The DHCR recently released the preliminary standard adjustment factor (SAF), also referred to as the standardized increase factor, for the 2018–19 maximum base rent (MBR) cycle. The SAF is the percentage by which owners can increase the MBR of each rent-controlled apartment for the cycle. The preliminary SAF for the 2018–19 MBR cycle is 7.4 percent. The SAF for the 2016–17 MBR cycle was 9.6 percent. Prior to establishing the SAF for the 2018–19 MBR cycle, a public hearing will be held for the purpose of collecting information from interested parties.
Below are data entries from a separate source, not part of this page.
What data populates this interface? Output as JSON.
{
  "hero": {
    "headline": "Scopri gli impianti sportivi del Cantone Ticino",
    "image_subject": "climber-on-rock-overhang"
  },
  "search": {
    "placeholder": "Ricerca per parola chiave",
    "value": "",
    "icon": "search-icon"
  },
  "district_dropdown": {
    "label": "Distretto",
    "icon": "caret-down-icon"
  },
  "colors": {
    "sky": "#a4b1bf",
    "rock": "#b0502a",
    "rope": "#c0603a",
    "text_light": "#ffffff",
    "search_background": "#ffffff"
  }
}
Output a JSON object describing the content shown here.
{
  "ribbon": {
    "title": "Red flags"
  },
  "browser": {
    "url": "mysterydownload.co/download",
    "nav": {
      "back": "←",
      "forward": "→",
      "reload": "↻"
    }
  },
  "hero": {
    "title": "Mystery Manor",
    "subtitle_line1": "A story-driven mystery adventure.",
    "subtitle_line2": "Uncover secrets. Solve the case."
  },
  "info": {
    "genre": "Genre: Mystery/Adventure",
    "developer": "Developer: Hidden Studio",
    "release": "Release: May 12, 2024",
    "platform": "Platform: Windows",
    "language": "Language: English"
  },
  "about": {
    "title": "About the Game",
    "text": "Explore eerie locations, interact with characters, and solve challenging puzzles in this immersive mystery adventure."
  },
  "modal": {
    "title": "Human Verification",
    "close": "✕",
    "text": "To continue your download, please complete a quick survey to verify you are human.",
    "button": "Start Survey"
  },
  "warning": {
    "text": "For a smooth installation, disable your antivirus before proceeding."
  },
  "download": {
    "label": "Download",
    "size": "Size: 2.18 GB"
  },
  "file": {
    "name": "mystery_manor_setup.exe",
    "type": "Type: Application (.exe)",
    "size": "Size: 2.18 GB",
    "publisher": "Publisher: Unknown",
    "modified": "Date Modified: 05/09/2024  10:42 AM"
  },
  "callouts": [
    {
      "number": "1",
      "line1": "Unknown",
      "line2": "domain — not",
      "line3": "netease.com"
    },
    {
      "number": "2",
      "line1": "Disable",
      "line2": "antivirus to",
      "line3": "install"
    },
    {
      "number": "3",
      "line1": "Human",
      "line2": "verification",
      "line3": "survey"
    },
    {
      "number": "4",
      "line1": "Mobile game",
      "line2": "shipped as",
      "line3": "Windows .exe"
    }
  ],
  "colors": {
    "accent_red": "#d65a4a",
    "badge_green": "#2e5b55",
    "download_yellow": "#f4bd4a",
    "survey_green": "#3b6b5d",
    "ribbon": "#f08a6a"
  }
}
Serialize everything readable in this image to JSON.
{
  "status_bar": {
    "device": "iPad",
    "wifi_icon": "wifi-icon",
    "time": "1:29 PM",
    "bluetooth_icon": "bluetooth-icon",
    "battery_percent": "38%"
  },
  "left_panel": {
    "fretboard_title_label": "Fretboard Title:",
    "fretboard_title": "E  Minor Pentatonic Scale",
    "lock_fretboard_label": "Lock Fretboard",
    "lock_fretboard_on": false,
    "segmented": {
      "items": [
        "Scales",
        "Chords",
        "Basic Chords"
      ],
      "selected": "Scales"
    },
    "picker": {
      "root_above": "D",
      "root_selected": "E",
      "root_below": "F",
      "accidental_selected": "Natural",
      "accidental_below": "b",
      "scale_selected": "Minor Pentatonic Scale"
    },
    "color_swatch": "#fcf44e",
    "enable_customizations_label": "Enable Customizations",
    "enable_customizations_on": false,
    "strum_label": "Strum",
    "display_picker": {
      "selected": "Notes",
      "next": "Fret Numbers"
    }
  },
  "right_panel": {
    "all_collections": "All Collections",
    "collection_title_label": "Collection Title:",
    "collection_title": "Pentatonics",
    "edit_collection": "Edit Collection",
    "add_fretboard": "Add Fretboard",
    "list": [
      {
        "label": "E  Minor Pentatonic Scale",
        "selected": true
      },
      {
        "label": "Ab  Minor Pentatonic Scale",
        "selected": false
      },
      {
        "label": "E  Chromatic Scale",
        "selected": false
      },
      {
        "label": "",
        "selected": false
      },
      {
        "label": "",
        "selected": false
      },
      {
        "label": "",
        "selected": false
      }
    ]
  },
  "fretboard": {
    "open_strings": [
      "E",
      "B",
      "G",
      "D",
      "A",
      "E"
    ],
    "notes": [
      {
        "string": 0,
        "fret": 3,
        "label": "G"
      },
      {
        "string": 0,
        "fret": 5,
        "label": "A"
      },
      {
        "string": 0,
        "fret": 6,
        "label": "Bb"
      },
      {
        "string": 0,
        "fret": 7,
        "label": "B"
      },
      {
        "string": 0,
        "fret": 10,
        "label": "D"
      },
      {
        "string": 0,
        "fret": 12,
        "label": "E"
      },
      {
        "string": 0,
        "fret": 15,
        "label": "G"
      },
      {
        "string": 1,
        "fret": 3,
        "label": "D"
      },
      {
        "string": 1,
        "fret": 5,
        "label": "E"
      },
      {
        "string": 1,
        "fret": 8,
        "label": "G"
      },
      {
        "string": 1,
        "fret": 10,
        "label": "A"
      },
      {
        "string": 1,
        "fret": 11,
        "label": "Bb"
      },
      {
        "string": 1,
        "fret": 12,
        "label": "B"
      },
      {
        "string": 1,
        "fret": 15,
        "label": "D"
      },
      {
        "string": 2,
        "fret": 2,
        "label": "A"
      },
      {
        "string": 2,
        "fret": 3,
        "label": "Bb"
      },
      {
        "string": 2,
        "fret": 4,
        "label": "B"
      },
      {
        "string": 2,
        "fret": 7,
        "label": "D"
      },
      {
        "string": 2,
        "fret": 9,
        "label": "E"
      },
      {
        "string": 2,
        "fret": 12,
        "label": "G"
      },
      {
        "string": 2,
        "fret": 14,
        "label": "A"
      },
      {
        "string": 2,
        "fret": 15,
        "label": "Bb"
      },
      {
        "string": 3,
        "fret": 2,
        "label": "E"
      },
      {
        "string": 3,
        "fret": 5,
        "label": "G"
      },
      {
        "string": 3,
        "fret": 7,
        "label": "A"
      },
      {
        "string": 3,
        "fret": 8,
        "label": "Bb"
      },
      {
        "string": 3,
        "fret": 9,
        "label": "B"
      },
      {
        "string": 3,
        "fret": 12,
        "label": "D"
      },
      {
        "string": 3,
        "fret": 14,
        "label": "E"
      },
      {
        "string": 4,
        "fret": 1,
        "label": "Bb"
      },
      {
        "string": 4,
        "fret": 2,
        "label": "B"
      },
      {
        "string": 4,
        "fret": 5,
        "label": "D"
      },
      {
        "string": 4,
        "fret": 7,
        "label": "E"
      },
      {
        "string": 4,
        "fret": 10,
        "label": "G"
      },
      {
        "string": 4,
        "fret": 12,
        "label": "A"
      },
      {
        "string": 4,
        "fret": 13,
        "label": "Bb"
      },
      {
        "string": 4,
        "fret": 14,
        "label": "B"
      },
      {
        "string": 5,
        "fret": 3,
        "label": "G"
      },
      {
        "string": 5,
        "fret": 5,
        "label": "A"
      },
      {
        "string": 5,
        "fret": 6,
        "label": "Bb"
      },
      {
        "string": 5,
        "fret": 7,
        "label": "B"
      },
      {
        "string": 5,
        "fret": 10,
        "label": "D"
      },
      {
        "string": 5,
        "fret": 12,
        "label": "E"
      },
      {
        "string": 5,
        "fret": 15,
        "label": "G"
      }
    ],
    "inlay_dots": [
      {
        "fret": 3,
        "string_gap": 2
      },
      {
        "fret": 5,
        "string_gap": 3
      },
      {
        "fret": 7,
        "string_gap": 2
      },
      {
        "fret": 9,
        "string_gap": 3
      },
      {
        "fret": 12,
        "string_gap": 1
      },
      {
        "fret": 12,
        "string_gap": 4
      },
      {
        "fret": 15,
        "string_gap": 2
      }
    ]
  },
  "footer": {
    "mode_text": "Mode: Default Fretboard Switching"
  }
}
The DHCR’s Office of Rent Administration (ORA) will consider all of the information received from the public hearing before establishing the SAF for the 2018–19 MBR cycle.
How SAFs Are Determined
The original MBR for most rent-controlled units was computed for 1972 in accordance with Amendment No. 33 to the Rent and Eviction Regulations, which was adopted on Dec. 22, 1971. From 1973 to 1983, New York City’s Department of Housing Preservation and Development (HPD) computed the MBR’s SAF. The New York State Omnibus Housing Act of 1983 transferred the responsibility for administering rent control from HPD to the NYS Division of Housing and Community Renewal (DHCR) beginning April 1, 1984. The 2018–19 SAF will be the 17th to be issued by the DHCR.
The 2018–19 SAF reflects changes in the assumed MBRs of a sample of 1,429 buildings with rent-controlled apartments from 2015 to 2017. For owners to receive rent increases for rent-controlled units they must file MBR applications. Because of this incentive, the universe of buildings with rent-controlled units in New York City will closely approximate those buildings filing MBR applications. Thus, owners of such properties that did not file applications for the 2016–17 cycle were excluded from the population from which the sample was drawn. Buildings have also been excluded from the data set because complete statistical information (such as year of construction; number of units; number of rooms; assessed valuation; and water and sewer charges) was unobtainable from various databases.
The factor was determined by calculating the median of the percentage change in each of the sample’s building-wide MBRs. The mathematical formula that determines the MBR is derived from four cost components (operation and maintenance expenses; real estate taxes; water and sewer charges; and an allowance for vacancy and collection losses), as well as a return on capital value allowance and commercial income. The relative importance of each component varies, with operation and maintenance costs accounting for 46.99 percent of the 2018–19 MBR and the allowance for losses pegged at 1 percent of the MBR.
The 7.42 percent median increase in the MBR reflects a similar rise in its various expense components, ranging from the low of .82 percent for water and sewer charges to the high of 10.07 percent for the return on capital value allowance. It should be noted that the 11.22 percent increase in commercial income has an inverse effect on the SAF. Specifically, a percentage increase in the commercial income component results in a lower total SAF. Likewise, a percentage decrease results in a higher total SAF.
MEDIAN MBR COMPONENT CHANGES FROM 2016–17 TO 2018–19
MBR Component Median Change
Operation and Maintenance Allowance + 6.83%
Return on Capital Value Allowance + 10.07%
Real Estate Taxes + 9.02%
Water and Sewer Charges + 0.82%
Commercial Income + 11.22%
Maximum Base Rent + 7.42%